As promised in a string of previous posts, the two projects WebMolKit and MolPress are now public on GitHub. They can both be considered rough around the edges with no kind of onboarding to speak of, but they are no longer hiding behind closed doors.
The last two posts introduced molecules and collections being embedded into a WordPress document. Now the range of datatypes has been extended to include reactions, which can be rendered as schemes – or tabular forms indicating all of the components that go into a multistep reaction, with associated stoichiometry and quantity information. Continue reading
The previous post introduced the insertion of molecules into a WordPress document. Now the plugin goes one further: collections of data – either simple tables of structures, text & numbers, or higher order datasets like scaffold breakdowns – can now be inserted into a blogpost. As with molecular structures, the prevailing philosophy is to have the data encoded in machine readable format and dynamically converted into something visual at the time of presentation. Continue reading

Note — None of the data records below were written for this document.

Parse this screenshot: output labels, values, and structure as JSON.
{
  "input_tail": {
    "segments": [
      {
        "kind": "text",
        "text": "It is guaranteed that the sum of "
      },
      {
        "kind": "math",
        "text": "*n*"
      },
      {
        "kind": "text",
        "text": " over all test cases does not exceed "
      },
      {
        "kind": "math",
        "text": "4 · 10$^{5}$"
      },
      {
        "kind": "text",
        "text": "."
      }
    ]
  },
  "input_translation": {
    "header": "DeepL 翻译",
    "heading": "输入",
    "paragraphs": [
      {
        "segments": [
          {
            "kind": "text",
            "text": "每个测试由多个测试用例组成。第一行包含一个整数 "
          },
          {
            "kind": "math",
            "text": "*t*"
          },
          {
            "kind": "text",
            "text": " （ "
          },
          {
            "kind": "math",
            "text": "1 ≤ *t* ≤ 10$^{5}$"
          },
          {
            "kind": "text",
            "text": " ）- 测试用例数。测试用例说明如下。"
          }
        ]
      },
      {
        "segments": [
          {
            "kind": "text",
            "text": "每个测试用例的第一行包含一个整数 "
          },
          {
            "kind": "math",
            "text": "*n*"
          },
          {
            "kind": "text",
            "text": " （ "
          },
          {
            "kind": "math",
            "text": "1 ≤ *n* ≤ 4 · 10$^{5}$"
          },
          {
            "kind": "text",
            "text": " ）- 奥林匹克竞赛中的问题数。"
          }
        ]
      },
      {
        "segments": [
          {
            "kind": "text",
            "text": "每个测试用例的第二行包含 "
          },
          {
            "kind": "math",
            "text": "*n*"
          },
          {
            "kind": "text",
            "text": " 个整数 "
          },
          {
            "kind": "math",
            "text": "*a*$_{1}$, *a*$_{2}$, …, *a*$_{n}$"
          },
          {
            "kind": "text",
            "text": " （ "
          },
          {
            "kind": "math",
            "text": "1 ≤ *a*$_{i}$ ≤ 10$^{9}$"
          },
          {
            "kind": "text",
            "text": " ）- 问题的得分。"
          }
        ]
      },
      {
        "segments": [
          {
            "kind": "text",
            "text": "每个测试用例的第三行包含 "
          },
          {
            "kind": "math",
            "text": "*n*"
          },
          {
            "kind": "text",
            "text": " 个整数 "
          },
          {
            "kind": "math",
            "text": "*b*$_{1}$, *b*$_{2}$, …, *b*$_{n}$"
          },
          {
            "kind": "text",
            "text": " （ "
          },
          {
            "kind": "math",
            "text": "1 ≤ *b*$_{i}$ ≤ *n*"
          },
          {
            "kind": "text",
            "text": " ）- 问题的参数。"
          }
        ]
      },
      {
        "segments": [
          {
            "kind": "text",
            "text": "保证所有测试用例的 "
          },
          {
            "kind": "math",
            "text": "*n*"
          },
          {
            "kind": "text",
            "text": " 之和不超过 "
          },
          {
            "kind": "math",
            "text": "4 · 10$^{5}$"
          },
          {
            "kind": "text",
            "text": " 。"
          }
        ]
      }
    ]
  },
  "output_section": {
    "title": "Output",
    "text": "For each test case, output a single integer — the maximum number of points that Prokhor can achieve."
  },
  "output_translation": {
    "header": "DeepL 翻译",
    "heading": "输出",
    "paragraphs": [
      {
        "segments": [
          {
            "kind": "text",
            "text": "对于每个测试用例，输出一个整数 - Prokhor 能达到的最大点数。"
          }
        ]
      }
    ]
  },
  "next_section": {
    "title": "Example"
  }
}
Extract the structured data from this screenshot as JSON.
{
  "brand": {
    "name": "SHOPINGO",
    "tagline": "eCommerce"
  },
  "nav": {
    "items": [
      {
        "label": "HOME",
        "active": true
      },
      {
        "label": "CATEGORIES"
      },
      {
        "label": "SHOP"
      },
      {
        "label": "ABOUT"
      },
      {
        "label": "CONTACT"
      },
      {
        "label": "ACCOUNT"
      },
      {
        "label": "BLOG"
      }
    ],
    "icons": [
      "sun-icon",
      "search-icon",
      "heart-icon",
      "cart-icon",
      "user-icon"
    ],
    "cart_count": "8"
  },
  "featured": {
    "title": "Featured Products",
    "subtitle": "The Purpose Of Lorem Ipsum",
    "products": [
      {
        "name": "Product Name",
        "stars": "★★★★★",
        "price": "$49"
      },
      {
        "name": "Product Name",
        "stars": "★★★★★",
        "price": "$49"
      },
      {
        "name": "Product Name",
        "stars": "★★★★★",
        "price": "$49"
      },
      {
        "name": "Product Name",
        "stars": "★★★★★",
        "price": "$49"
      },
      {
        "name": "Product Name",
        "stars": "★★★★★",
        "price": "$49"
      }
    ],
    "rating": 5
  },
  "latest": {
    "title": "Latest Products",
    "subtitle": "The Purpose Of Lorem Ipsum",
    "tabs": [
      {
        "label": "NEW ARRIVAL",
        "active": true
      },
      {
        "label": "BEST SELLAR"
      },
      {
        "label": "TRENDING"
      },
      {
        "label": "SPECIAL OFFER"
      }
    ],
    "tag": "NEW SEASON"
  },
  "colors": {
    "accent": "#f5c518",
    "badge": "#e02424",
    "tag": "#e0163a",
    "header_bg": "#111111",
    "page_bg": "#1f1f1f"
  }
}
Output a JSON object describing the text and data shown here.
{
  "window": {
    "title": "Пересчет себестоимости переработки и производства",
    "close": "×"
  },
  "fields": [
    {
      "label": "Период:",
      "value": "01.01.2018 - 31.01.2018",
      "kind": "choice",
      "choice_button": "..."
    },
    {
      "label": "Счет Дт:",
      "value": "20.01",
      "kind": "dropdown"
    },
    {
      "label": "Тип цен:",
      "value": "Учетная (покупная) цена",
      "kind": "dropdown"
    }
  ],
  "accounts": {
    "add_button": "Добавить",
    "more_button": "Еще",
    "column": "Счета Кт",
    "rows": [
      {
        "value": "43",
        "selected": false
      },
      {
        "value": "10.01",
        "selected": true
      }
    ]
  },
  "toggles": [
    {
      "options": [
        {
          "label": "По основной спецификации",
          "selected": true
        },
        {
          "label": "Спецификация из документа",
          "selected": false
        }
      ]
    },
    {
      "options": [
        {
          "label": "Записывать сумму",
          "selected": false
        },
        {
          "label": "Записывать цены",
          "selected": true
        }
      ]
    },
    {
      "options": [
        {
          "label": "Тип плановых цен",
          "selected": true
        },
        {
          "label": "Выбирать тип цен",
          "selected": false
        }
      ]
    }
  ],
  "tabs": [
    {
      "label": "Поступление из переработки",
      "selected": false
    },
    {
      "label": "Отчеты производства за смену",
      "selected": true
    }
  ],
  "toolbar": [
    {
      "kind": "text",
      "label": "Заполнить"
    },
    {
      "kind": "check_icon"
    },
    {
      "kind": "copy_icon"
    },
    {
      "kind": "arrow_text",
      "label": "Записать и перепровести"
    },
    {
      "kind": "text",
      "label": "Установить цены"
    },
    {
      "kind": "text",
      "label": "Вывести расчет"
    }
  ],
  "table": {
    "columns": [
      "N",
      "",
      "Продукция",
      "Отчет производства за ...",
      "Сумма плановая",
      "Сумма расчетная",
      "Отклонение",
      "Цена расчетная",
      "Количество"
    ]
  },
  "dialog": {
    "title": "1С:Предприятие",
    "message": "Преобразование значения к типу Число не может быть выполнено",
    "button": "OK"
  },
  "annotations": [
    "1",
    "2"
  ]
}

Something I started thinking about recently is the idea of mixing high end cheminformatics tools with generic blogging software, to achieve a reasonable compromise in the electronic lab notebook area. It turns out that writing a WordPress plugin really is as easy as the documentation claims, and hooking it up to my work-in-progress web toolkit is also rather straightforward. Continue reading